It has been demonstrated that APPL1 (adaptor protein, phosphotyrosine interacting with PH domain and leucine zipper 1) is involved in the regulation of several growth-related signaling pathways and thus closely associated with the development and progression of some cancers. Diallyl trisulfide (DAT), a garlic-derived bioactive compound, exerts selective cytotoxicity to various human cancer cells through interfering with pro-survival signaling pathways. However, whether and how DAT affects survival of human hepatocellular carcinoma (HCC) cells remain unclear. Herein, we tested the hypothesis of the involvement of APPL1 in DAT-induced cytotoxicity in HCC HepG2 cells. We found that Lys 63 (K63)-linked polyubiquitination of APPL1 was significantly decreased whereas phosphorylation of APPL1 at serine residues remained unchanged in DAT-treated HepG2 cells. Compared with wild-type APPL1, overexpression of APPL1 K63R mutant dramatically increased cell apoptosis and mitigated cell survival, along with a reduction of phosphorylation of STAT3, Akt, and Erk1/2. In addition, DAT administration markedly reduced protein levels of intracellular TNF receptor-associated factor 6 (TRAF6). Genetic inhibition of TRAF6 decreased K63-linked polyubiquitination of APPL1. Moreover, the cytotoxicity impacts of DAT on HepG2 cells were greatly attenuated by overexpression of wild-type APPL1. Taken together, these results suggest that APPL1 polyubiquitination probably mediates the inhibitory effects of DAT on survival of HepG2 cells by modulating STAT3, Akt, and Erk1/2 pathways.

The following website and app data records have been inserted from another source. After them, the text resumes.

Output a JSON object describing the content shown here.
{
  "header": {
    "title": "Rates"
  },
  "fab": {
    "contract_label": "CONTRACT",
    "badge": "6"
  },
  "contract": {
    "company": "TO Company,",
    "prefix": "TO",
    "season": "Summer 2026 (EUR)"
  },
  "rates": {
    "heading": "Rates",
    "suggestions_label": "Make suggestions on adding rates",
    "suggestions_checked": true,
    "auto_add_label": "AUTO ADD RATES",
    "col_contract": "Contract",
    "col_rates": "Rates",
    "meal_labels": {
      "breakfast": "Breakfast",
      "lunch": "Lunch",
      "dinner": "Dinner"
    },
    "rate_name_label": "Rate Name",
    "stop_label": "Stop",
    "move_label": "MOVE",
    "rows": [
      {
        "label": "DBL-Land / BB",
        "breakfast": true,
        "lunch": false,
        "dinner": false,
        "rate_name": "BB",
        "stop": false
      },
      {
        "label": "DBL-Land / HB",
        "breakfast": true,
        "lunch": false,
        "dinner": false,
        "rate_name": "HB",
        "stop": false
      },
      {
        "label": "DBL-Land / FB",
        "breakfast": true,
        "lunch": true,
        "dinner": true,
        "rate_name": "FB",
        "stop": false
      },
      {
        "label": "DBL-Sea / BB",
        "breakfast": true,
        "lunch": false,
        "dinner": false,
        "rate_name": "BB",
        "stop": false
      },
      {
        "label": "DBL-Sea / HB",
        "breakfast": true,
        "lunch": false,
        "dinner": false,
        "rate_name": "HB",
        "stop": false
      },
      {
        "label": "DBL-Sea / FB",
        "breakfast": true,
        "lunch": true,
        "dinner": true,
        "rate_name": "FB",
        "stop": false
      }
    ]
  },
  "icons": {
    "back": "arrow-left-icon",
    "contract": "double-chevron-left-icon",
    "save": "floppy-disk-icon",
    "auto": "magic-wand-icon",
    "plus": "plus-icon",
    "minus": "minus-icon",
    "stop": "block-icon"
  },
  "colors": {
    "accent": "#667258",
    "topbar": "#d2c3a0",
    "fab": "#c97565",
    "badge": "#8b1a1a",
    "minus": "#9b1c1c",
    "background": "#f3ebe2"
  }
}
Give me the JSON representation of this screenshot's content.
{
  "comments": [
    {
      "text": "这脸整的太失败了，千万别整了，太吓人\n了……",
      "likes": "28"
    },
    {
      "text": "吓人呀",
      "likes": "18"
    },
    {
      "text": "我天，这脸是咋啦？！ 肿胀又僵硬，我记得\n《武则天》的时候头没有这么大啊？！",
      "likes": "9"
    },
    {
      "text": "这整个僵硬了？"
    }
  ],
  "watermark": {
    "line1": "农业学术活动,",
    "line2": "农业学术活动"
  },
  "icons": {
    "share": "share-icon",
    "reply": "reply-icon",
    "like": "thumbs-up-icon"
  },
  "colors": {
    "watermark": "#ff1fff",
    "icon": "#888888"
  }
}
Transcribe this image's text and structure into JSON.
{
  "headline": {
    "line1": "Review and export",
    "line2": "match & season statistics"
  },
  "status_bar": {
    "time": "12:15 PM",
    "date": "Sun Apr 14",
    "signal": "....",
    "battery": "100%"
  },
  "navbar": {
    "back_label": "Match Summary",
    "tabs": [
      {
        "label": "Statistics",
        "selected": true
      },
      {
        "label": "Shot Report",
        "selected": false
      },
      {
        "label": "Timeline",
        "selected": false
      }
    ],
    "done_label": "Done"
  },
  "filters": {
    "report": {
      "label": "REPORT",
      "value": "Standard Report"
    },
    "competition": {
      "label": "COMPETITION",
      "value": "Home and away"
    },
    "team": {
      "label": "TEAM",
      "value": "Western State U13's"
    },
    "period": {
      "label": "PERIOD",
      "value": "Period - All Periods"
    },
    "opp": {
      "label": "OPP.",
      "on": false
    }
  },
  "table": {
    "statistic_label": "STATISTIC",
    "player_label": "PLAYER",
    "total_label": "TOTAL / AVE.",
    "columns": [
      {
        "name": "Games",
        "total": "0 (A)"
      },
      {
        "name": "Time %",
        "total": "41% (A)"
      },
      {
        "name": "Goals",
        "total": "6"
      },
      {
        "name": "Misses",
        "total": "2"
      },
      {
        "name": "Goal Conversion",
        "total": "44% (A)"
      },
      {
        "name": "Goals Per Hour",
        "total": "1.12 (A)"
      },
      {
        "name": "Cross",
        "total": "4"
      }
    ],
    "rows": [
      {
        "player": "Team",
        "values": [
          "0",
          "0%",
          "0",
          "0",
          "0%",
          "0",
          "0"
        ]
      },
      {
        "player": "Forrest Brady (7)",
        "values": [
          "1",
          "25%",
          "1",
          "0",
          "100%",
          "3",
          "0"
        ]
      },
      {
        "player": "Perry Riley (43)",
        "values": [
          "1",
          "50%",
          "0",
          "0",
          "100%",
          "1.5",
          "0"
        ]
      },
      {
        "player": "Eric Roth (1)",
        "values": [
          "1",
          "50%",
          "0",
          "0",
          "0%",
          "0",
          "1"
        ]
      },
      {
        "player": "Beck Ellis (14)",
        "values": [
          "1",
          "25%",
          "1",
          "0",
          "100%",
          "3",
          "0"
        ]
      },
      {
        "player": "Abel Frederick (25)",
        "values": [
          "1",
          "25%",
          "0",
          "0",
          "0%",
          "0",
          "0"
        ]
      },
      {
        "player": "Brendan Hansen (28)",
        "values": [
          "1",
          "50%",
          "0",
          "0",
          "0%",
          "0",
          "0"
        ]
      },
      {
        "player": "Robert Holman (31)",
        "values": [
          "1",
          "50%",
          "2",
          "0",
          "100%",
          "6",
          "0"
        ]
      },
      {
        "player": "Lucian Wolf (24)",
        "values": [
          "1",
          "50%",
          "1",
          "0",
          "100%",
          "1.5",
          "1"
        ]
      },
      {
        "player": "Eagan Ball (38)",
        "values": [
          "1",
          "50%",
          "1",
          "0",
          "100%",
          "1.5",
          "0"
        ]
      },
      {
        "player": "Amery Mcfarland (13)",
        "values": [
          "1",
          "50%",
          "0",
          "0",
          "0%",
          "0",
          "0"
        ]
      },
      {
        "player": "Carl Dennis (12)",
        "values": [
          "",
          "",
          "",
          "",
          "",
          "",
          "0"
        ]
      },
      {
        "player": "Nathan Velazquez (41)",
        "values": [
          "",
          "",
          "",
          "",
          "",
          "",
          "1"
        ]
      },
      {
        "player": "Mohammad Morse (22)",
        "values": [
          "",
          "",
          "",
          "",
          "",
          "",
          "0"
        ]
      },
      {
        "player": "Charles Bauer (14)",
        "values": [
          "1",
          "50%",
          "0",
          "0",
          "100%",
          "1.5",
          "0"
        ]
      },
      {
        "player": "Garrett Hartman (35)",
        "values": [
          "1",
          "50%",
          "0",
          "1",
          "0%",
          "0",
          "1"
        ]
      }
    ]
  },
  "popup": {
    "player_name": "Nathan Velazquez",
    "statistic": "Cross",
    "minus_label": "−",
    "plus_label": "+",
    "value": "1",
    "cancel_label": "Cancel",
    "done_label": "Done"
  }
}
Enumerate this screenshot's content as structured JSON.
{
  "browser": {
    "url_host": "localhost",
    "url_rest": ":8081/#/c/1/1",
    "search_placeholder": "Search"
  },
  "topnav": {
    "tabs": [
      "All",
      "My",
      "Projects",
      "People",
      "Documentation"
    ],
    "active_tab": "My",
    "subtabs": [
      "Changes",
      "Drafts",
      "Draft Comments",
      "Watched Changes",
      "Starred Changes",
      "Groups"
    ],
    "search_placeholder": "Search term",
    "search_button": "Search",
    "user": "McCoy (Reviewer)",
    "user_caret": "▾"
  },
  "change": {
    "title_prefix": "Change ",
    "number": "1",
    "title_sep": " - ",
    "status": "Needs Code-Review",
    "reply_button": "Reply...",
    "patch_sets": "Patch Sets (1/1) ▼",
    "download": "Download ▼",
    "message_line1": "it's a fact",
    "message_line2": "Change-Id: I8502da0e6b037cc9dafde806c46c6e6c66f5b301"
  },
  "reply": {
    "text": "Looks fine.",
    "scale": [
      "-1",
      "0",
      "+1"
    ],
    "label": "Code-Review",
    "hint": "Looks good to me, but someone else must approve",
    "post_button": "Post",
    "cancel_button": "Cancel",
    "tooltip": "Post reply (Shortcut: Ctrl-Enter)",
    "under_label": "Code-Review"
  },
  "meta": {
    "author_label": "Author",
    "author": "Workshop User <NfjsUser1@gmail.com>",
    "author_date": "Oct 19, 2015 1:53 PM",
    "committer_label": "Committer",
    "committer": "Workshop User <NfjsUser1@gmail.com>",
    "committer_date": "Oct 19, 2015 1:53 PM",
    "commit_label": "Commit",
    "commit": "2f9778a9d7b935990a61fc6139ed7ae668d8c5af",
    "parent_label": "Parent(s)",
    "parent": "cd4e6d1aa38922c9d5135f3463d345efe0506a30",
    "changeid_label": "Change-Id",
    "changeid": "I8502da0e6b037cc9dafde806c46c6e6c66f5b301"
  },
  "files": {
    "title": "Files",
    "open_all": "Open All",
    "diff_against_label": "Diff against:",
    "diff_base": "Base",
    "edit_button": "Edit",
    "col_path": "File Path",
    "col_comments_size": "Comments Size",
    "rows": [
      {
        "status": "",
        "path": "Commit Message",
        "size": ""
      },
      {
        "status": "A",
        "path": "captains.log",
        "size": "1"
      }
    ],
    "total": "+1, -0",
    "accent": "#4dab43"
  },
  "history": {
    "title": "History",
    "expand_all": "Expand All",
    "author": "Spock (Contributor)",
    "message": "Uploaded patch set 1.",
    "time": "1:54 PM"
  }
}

Keywords: APPL1; Cell survival; Diallyl trisulfide; Hepatocellular carcinoma cells.